They say the ghost of a young girl inhabits the cupola of the lighthouse, keeping company with the lens upstairs and occasionally opening doors that were left locked the night before. If so, it must get windy and lonely up there, and noisy when the 1,400-pound bell rings, which it does occasionally for the edification of visiting school children. This crew-type lighthouse is one of only three such cottage types remaining on the bay, and you can see a six-minute film devoted to the monumental job of moving it here to the museum from its original location at Drum Point.

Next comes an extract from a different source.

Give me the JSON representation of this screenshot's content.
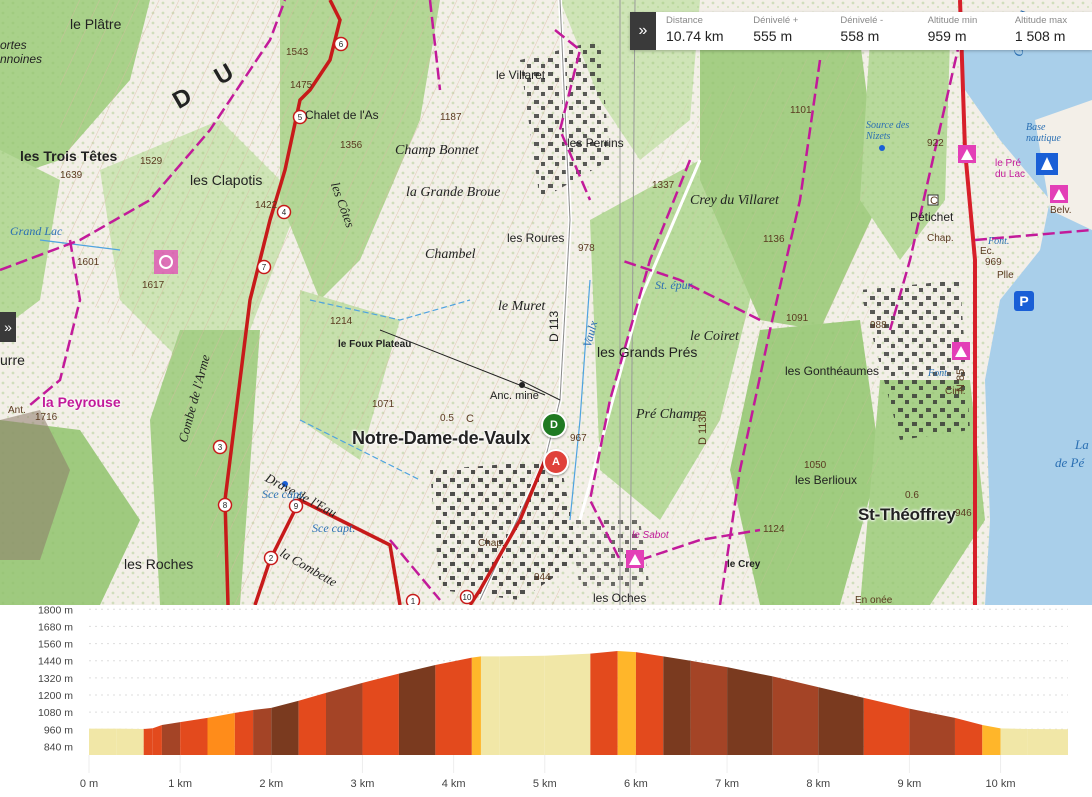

One of the very nicest things you can do in Solomons is to take the river cruise in the Wm. B. Tennison. She's a bugeye whose bottom was built from only nine mammoth logs, somewhat in the fashion of a dugout canoe, though she has a comfortable super-structure and an awning to keep the sun off of part of the deck. She steams out to the bridge at 2 p.m. for an hour's ride each Saturday and Sunday, and nothing could be more pleasant than watching the shoreline slip slowly by as she moves out like a respectable mother hen among the fly-by-night small pleasure craft.
A representative from the museum goes along to answer questions and point out the osprey nest where a feathered brood of youngsters is being fledged. The nest looks like an untidy pile of sticks thrown into the channel marker where it is perched, but the mother looks down with enormous dignity on curious passersby. The departure is from the museum dock and, if you want a three-hour trip, you can get that later in the day.
The big treat of a southern Maryland adventure is of course the fish, which has to be as fresh as any you will ever find. Pier I is close by the lighthouse and the dock, and serves every variety of finny fare in a nice dining room overlooking the estuary. You can eat your soft-shelled crab and watch a family of geese making their way across the water in hopes of a handout, mother and father convoying the goslings with sober solicitude. The mallards here are as greedy as city pigeons and swarm around the harbor police when its crew docks for a restorative cup of coffee.
If you have time, stop on Saturday morning on the way down at the Farmers' Market at New Market on Rte. 5, just north of Mechanicsville. This is the most wonderful hodgepodge of kitch, antiques and produce imaginable, where you can buy anything from fresh-churned Amish butter to a larger-than-life plastic bust of Elvis Presley. You can also eat broiled pigs' feet and cornbread, or browse among the quite large selection of golden oak furniture, Victorian drawings of children and kittens, old shoes, pressed glass, cast-off clothing and junk.
P.S. You'll know you've left the city behind when you see that the High's down the road from the market features live bait.